"Ease of entry in this business is phenomenal," Tardio told Suburban stockholders at their annual meeting yesterday.

In the previous two decades, Tardio recalled, "All one had to do was to hang a sign out and people, for whatever reason, entered your door and gave you some deposits. And it was reasonably easy to employ those deposits."

Tardio observed that unprecedented competition from nonbank financial institutions and the "volatile economy" are causing failures among banks and S&Ls.

"There are--no question about it in my judgment and that of those people in this industry--too many banks and too many S&Ls," Tardio said.

Although he noted that it's difficult to operate in the current economy, Tardio said Suburban recorded a 12.9 percent increase in earnings for the first quarter.

Net income after securities losses increased to $4.5 million (96 cents a share) from $4 million (85 cents) in the comparable period last year.

Tardio noted however, that the bank's earnings resulted in large measure from "lending money to ourselves."

In effect, he said, the bank is a major purchaser of government debt obligations. "We should be lending money to people," he said. "Unfortunately, we're lending money to our own government and continuing to subsidize the federal debt and roll it over."

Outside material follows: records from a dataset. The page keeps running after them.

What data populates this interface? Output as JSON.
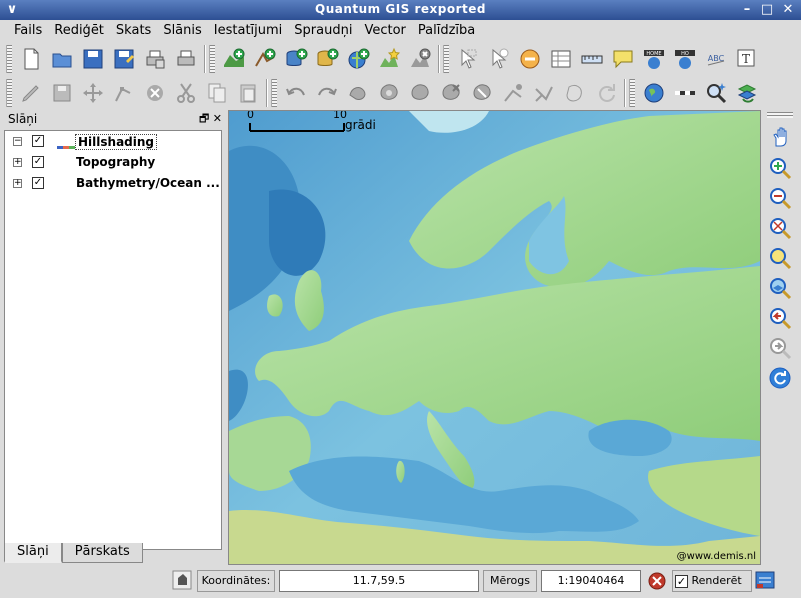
{
  "window": {
    "title": "Quantum GIS rexported"
  },
  "menu": {
    "items": [
      "Fails",
      "Rediģēt",
      "Skats",
      "Slānis",
      "Iestatījumi",
      "Spraudņi",
      "Vector",
      "Palīdzība"
    ]
  },
  "toolbar1": {
    "icons": [
      "new-project-icon",
      "open-project-icon",
      "save-project-icon",
      "save-as-icon",
      "print-composer-icon",
      "print-icon",
      "add-raster-icon",
      "add-vector-icon",
      "add-postgis-icon",
      "add-spatialite-icon",
      "add-wms-icon",
      "new-vector-layer-icon",
      "remove-layer-icon",
      "select-icon",
      "identify-icon",
      "measure-icon",
      "attribute-table-icon",
      "measure-line-icon",
      "map-tips-icon",
      "home-icon",
      "home-alt-icon",
      "label-icon",
      "annotation-icon"
    ]
  },
  "toolbar2": {
    "icons": [
      "edit-pencil-icon",
      "save-edits-icon",
      "move-feature-icon",
      "node-tool-icon",
      "delete-selected-icon",
      "cut-icon",
      "copy-icon",
      "paste-icon",
      "undo-icon",
      "redo-icon",
      "simplify-icon",
      "add-ring-icon",
      "add-part-icon",
      "delete-ring-icon",
      "delete-part-icon",
      "reshape-icon",
      "split-icon",
      "merge-icon",
      "rotate-icon",
      "globe-icon",
      "ruler-icon",
      "zoom-magic-icon",
      "refresh-layers-icon"
    ]
  },
  "layers_panel": {
    "title": "Slāņi",
    "layers": [
      {
        "name": "Hillshading",
        "checked": true,
        "selected": true
      },
      {
        "name": "Topography",
        "checked": true,
        "selected": false
      },
      {
        "name": "Bathymetry/Ocean ...",
        "checked": true,
        "selected": false
      }
    ],
    "tabs": [
      "Slāņi",
      "Pārskats"
    ]
  },
  "map": {
    "scale_zero": "0",
    "scale_ten": "10",
    "scale_unit": "grādi",
    "credit": "@www.demis.nl",
    "colors": {
      "sea": "#6fb5d9",
      "deep": "#3d8ec4",
      "land": "#9ed48a",
      "highland": "#d8cf8f"
    }
  },
  "right_tools": {
    "icons": [
      "pan-icon",
      "zoom-in-icon",
      "zoom-out-icon",
      "zoom-full-icon",
      "zoom-selection-icon",
      "zoom-layer-icon",
      "zoom-last-icon",
      "zoom-next-icon",
      "refresh-icon"
    ]
  },
  "status": {
    "coord_label": "Koordinātes:",
    "coord_value": "11.7,59.5",
    "scale_label": "Mērogs",
    "scale_value": "1:19040464",
    "render_label": "Renderēt",
    "render_checked": true
  }
}
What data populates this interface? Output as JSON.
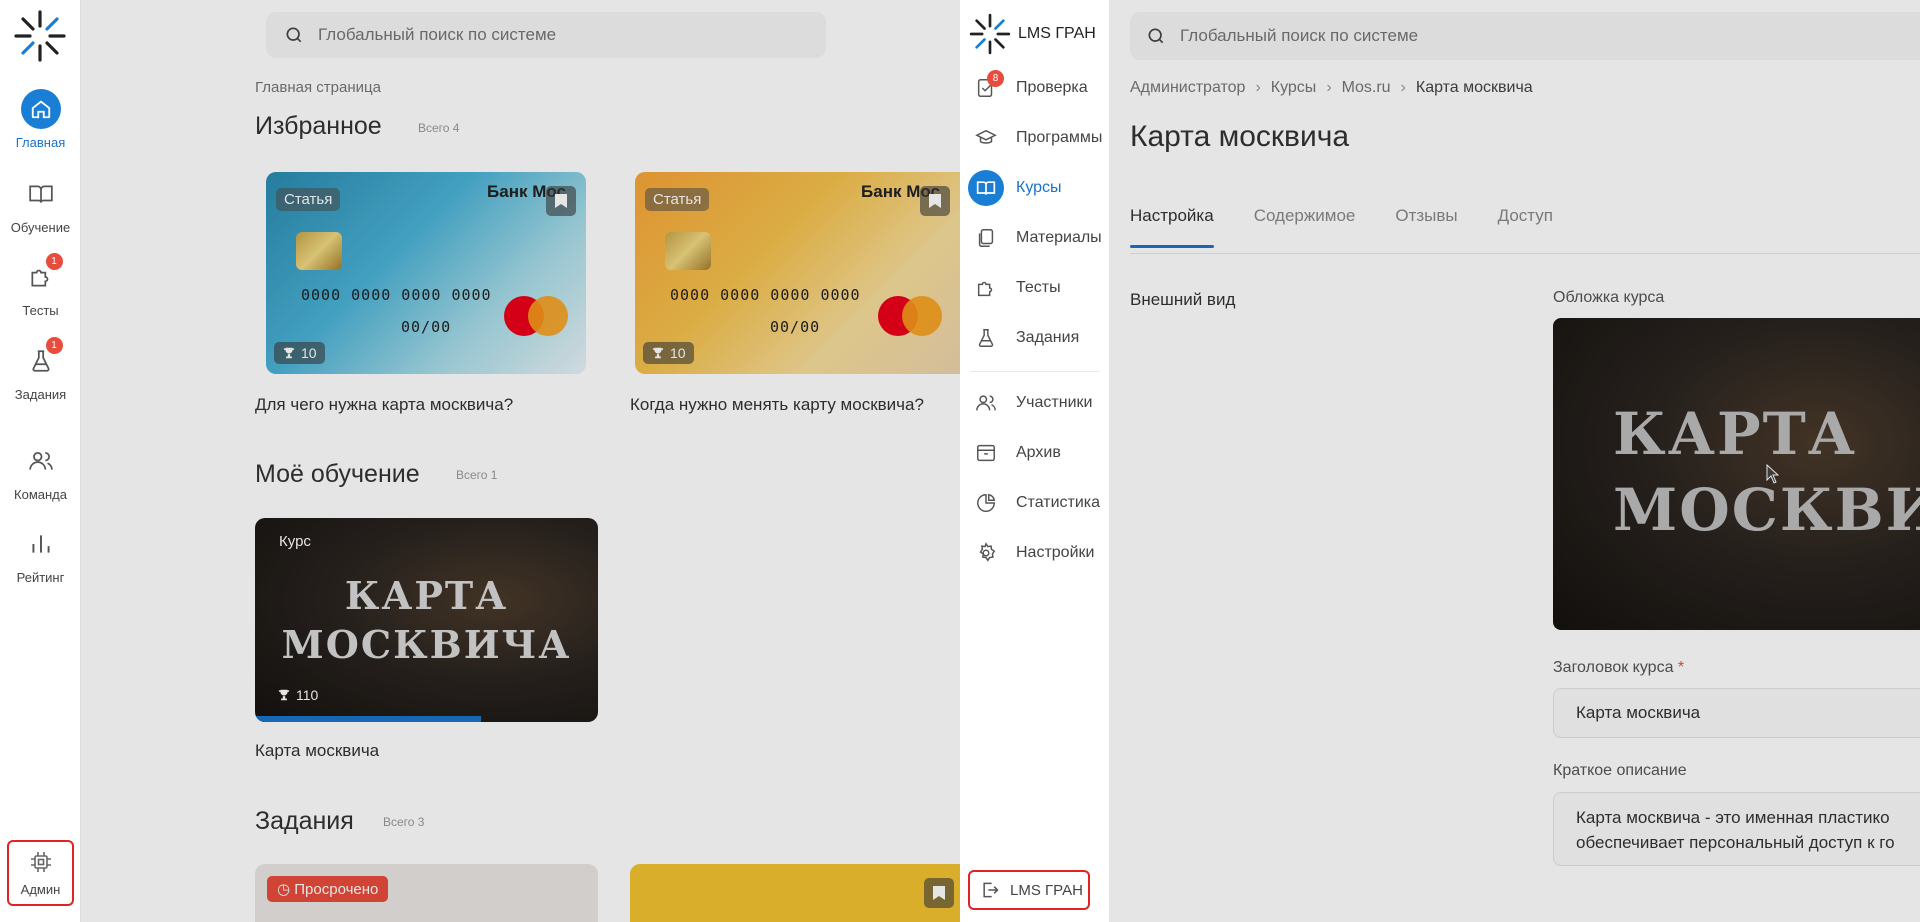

Tardio was sharply critical of current government policy aimed at assisting failing financial institutions, implying that the marketplace should dictate the fate of those institutions.

"I would suggest to you," he said, "that public benefit and public policy is not really served, and you and I, the consuming public, are not really the beneficiaries of a massive taxpayer bailout of thousands of small, inefficient, and in many cases, poorly managed financial institutions.

"I would submit to you that the answer is not to subsidize inefficiency any longer but to permit mergers across state lines by all types of financial institutions . . . so that the resulting institutions are the result of mergers of strength and not mergers of weakness with weakness," Tardio said.

He predicted that strong institutions will survive but that the public "needs and demands highly capitalized institutions" to provide necessary services.

Suburban is "more than adequately positioned and capitalized" to take advantage of growth opportunities, Tardio assured shareholders after promising that the company will end the year with assets in excess of $2 billion, making it the third area bank to reach that plateau.

Suburban's assets of $1.66 billion ranks it 157th among the nation's top 200 banking institutions. It ranks 154th in deposits but 25th in return on assets.

In a comparison of performances in key categories by selected national banks with assets of $1 billion to $2 billion and 16 regional banks, Suburban outperformed most, president G.J. Manderfield advised stockholders in a review of 1981 operations yesterday.

In other matters before stockholders, Tardio said he anticipates that Suburban will begin issuing bank cards from a Delaware subsidiary around Oct. 1.